Led by antibody drug conjugates (ADCs), says Visiongain report
Next-generation technologies will become a major driver for the antibody therapeutics market, according to a new report by Visiongain. Worth just under US$170m in 2012, the new wave of products are expected to represent more than 10% of all antibody therapeutics revenues by the end of 2023.
The report, Next-Generation Antibody Therapeutics Market 2013–2023, says antibody-drug conjugates (ADCs) are leading the way, but predicts that Fc-engineered, bispecific, and biosimilar antibodies, as well as next-generation fragments and antibody-like proteins will also show high revenue growth over the next decade.
Signs that next-generation antibody development is gaining acceptance include the 2011 US FDA approval of Seattle Genetics' Adcetris (brentuximab vedotin) and the 2012 approval in Japan of Kyowa Hakko Kirin's Poteligeo (mogamulizumab). Poteligeo is the first approved mAb with glycosylation patterns engineered for improved efficacy.
Biosimilar antibodies such as CellTrion’s Remsima also gained approval from the regulators last year in South Korea. The potential of next-generation technologies was underlined when Amgen acquired Micromet and its bispecific T-cell engager (BiTE) platform, also in 2012, the report says.
Antibody therapeutics will be the first, second and third-highest selling pharma products in 2013
James Evans, a pharmaceutical industry analyst at Visiongain, said: ‘Antibody therapeutics will be the first, second and third-highest selling pharma products in 2013. But the massive achievements of the antibodies sector need to be renewed by next-generation products. We’re approaching a situation where every druggable target has been tried, the market is getting saturated and the low-hanging fruit has gone. The market needs new kinds of products to keep it moving.

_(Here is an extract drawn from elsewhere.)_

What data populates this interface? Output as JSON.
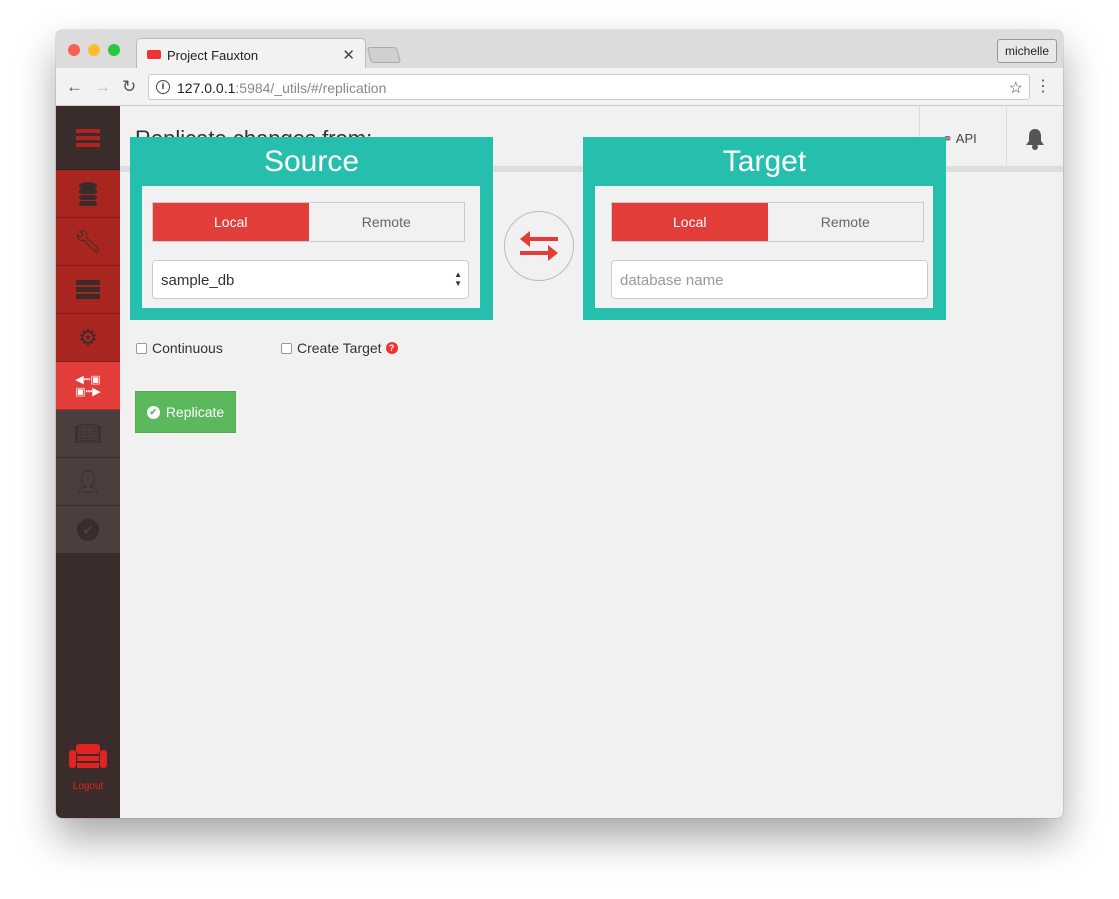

With the EMA guidance in place, Visiongain says biosimilar antibodies will soon increase competition and force innovator companies to start differentiating their antibody products.
‘The next-generation platforms offer a kind of toolkit for differentiation and lifecycle management. You can see Roche, for example, getting in on the ground floor with what it’s doing with obinituzumab and T-DM1, using engineering and ADC technologies to extend its rituximab and trastuzumab franchises,’ Evans added.
‘T-DM1 is potentially a major watershed for the next-generation field, because it's the first ADC against a solid tumour target.’
According to Evans, the real question is whether ADC approaches can give mAbs the potency to start hitting solid tumours.
‘Bispecifics aren’t as far along as ADCs or glycoengineered mAbs yet, but blinatumomab is looking good, and Amgen clearly thinks so too. Also at the heavily re-engineered end of the technology spectrum, a few of the small proteins, both Ig-based and alternative scaffolds, have got into Phase II testing. The Allergan DARPin has got people's attention in the AMD field, for example. None of those platforms has made it all the way yet, but the R&D is continuing, and Big Pharma is watching closely.’
Visiongain forecasts a CAGR of more than 50% for the next-generation market by 2023, as the novel technologies advance and new antibody modalities gain validation and acceptance by the industry.